- Add the capsicum to the saucepan and stir well until the ingredients soften (they may blister a little before this happens, that’s ok) ~ 7 minutes.
- Carefully add the ghee or nit’r qibe to the saucepan. As it will be very hot, it will sizzle a bit.
- Once the onions and capsicum have begun to turn golden, stir in the garlic and ginger. Sauté the mixture for about 5 minutes – it will turn fragrant and deep golden.
- Meanwhile, drain the chicken in a colander and set aside.
- Now for my favourite part of cooking doro wat (other than eating it, of course) – sprinkle the spice mix over the mixture in the pan and stir well for a minute. The aroma of the spices is just magnificent!
- Add the drained chicken pieces to the sautéed mixture and allow to seal, ensuring it is coated with the spices.
- Once the chicken is sealed (3-5 minutes), add the tomato to the saucepan. Let the tomato cook until it breaks down – be patient.
- Next up are the potatoes and stock. If you are using a stock pot, add a cup of water.
- Stir and allow to come to a boil, then turn down the heat and leave to simmer gently for about 10-15 minutes to let the flavours meld.
- Shell and quarter the hardboiled eggs. If using softboiled eggs, leave them whole.
Tip the eggs into the saucepan. If using softboiled eggs, use a wooden spoon to break the eggs. This way, the gooey yolks ooze into the sauce and make it richer.
- Purists, look away now – you, add the coconut milk and stir through taking care not to disturb the eggs too much.
- Once heated through, take off the heat and top with coriander.
- Serve piping hot with rolls of injera or rice.
Doro wat tastes better if you eat it with your hands. Licking fingers is optional but probably inevitable.
There you have it. A most sumptuous African curry fix.
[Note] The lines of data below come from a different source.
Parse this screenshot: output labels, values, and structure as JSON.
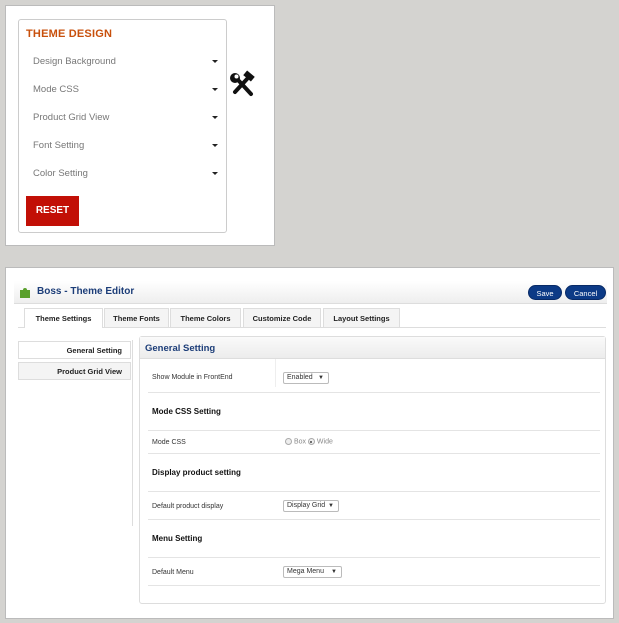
{
  "theme_design": {
    "title": "THEME DESIGN",
    "items": [
      "Design Background",
      "Mode CSS",
      "Product Grid View",
      "Font Setting",
      "Color Setting"
    ],
    "reset_label": "RESET"
  },
  "editor": {
    "title": "Boss - Theme Editor",
    "save_label": "Save",
    "cancel_label": "Cancel",
    "tabs": [
      "Theme Settings",
      "Theme Fonts",
      "Theme Colors",
      "Customize Code",
      "Layout Settings"
    ],
    "side_items": [
      "General Setting",
      "Product Grid View"
    ],
    "panel_title": "General Setting",
    "show_module_label": "Show Module in FrontEnd",
    "show_module_value": "Enabled",
    "mode_css_section": "Mode CSS Setting",
    "mode_css_label": "Mode CSS",
    "mode_css_options": [
      "Box",
      "Wide"
    ],
    "mode_css_selected": "Wide",
    "display_section": "Display product setting",
    "display_label": "Default product display",
    "display_value": "Display Grid",
    "menu_section": "Menu Setting",
    "menu_label": "Default Menu",
    "menu_value": "Mega Menu"
  },
  "colors": {
    "accent": "#c8500c",
    "reset": "#c20f06",
    "button": "#0c3a86",
    "title": "#1c3d78"
  }
}
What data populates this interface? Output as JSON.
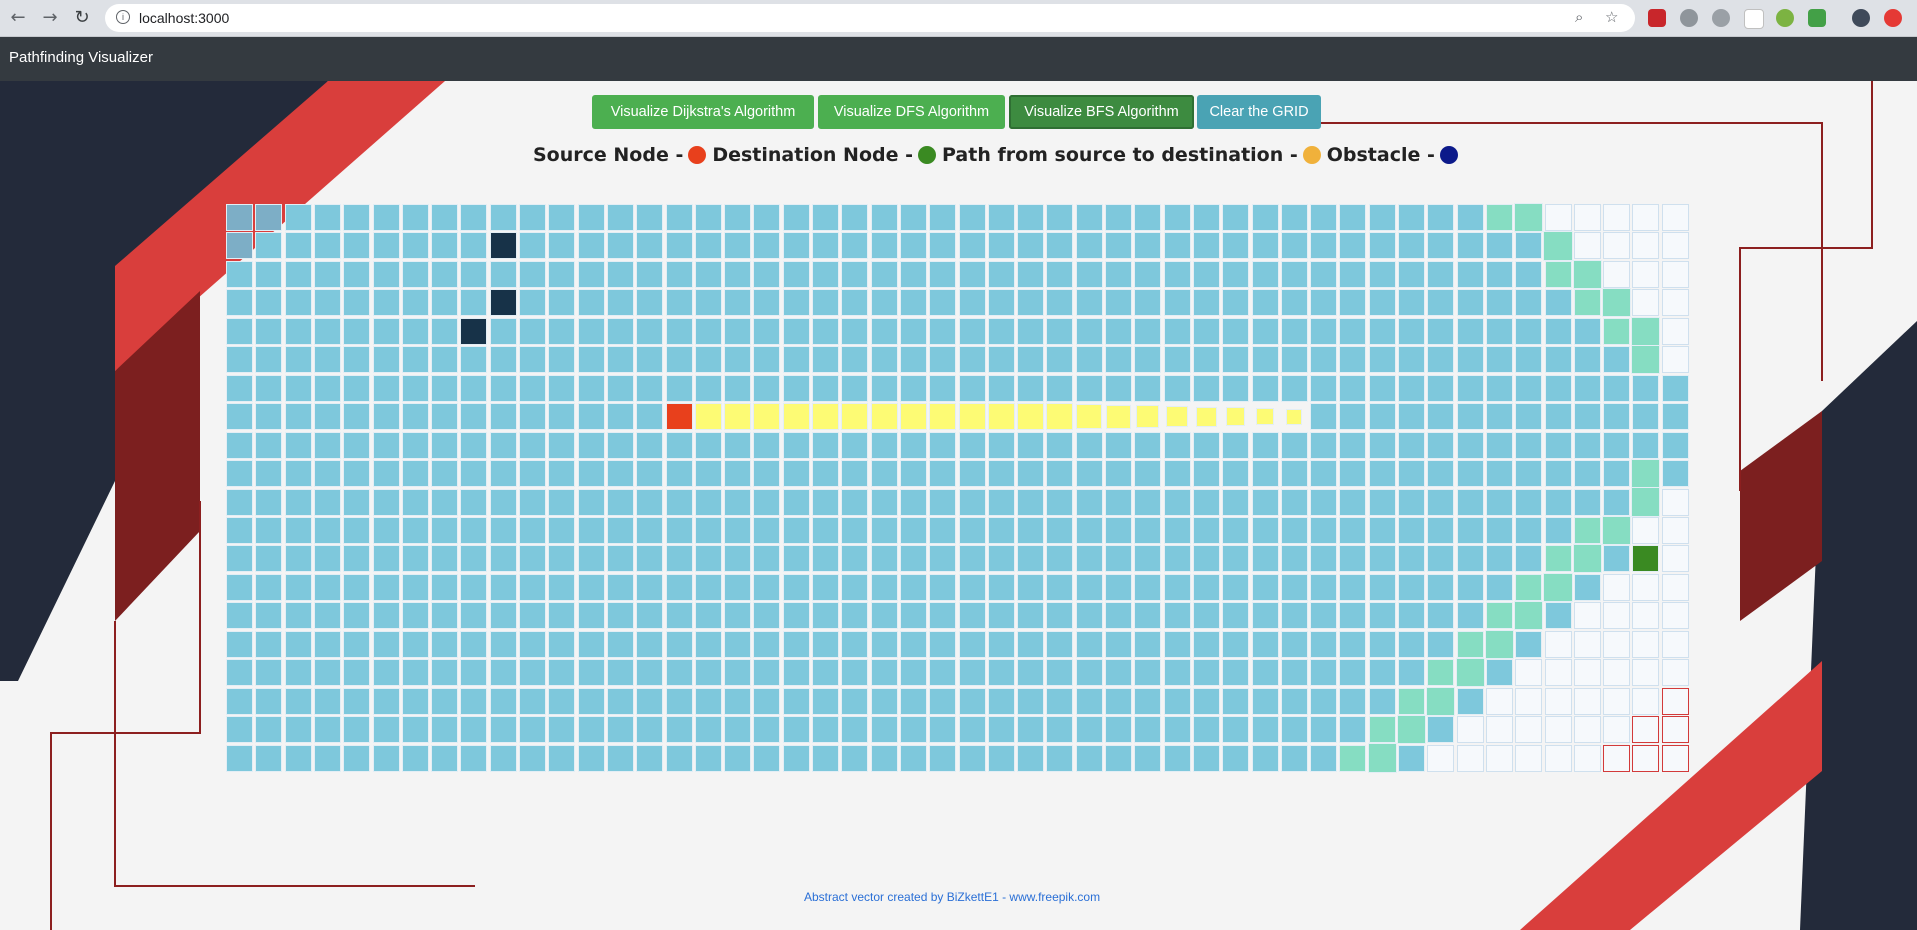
{
  "browser": {
    "url": "localhost:3000",
    "info_glyph": "i",
    "back_glyph": "←",
    "forward_glyph": "→",
    "reload_glyph": "↻",
    "zoom_glyph": "⌕",
    "star_glyph": "☆"
  },
  "app": {
    "title": "Pathfinding Visualizer"
  },
  "toolbar": {
    "dijkstra_label": "Visualize Dijkstra's Algorithm",
    "dfs_label": "Visualize DFS Algorithm",
    "bfs_label": "Visualize BFS Algorithm",
    "clear_label": "Clear the GRID"
  },
  "legend": {
    "source_label": "Source Node -",
    "destination_label": "Destination Node -",
    "path_label": "Path from source to destination -",
    "obstacle_label": "Obstacle -",
    "source_color": "#e8401c",
    "destination_color": "#3a8a22",
    "path_color": "#f0b13b",
    "obstacle_color": "#0c1a8a"
  },
  "grid": {
    "rows": 20,
    "cols": 50,
    "colors": {
      "visited": "#7ec8dc",
      "unvisited": "#f6f9fc",
      "frontier": "#86ddc2",
      "obstacle": "#173248",
      "source": "#e8401c",
      "destination": "#3a8a22",
      "path": "#fdfb74",
      "early_visited": "#7daec6",
      "unvisited_red": "#d23a3a"
    },
    "source": [
      7,
      15
    ],
    "destination": [
      12,
      48
    ],
    "obstacles": [
      [
        1,
        9
      ],
      [
        3,
        9
      ],
      [
        4,
        8
      ]
    ],
    "path_cells": [
      [
        7,
        16
      ],
      [
        7,
        17
      ],
      [
        7,
        18
      ],
      [
        7,
        19
      ],
      [
        7,
        20
      ],
      [
        7,
        21
      ],
      [
        7,
        22
      ],
      [
        7,
        23
      ],
      [
        7,
        24
      ],
      [
        7,
        25
      ],
      [
        7,
        26
      ],
      [
        7,
        27
      ],
      [
        7,
        28
      ],
      [
        7,
        29
      ],
      [
        7,
        30
      ],
      [
        7,
        31
      ],
      [
        7,
        32
      ],
      [
        7,
        33
      ],
      [
        7,
        34
      ],
      [
        7,
        35
      ],
      [
        7,
        36
      ]
    ],
    "early_visited": [
      [
        0,
        0
      ],
      [
        0,
        1
      ],
      [
        1,
        0
      ]
    ],
    "frontier_front": [
      [
        0,
        44
      ],
      [
        1,
        45
      ],
      [
        2,
        46
      ],
      [
        3,
        47
      ],
      [
        4,
        48
      ],
      [
        5,
        48
      ],
      [
        9,
        48
      ],
      [
        10,
        48
      ],
      [
        11,
        47
      ],
      [
        12,
        46
      ],
      [
        13,
        45
      ],
      [
        14,
        44
      ],
      [
        15,
        43
      ],
      [
        16,
        42
      ],
      [
        17,
        41
      ],
      [
        18,
        40
      ],
      [
        19,
        39
      ]
    ],
    "frontier_back": [
      [
        0,
        43
      ],
      [
        2,
        45
      ],
      [
        3,
        46
      ],
      [
        4,
        47
      ],
      [
        11,
        46
      ],
      [
        12,
        45
      ],
      [
        13,
        44
      ],
      [
        14,
        43
      ],
      [
        15,
        42
      ],
      [
        16,
        41
      ],
      [
        17,
        40
      ],
      [
        18,
        39
      ],
      [
        19,
        38
      ]
    ],
    "unvisited_from_col": [
      45,
      46,
      47,
      48,
      49,
      49,
      50,
      50,
      50,
      50,
      49,
      48,
      48,
      47,
      46,
      45,
      44,
      43,
      42,
      41
    ],
    "red_unvisited": [
      [
        17,
        49
      ],
      [
        18,
        48
      ],
      [
        18,
        49
      ],
      [
        19,
        47
      ],
      [
        19,
        48
      ],
      [
        19,
        49
      ]
    ]
  },
  "footer": {
    "credit": "Abstract vector created by BiZkettE1 - www.freepik.com"
  }
}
Give it a go and let me know what you think.
What do you crave when you’re feeling homesick or in need of some comfort food?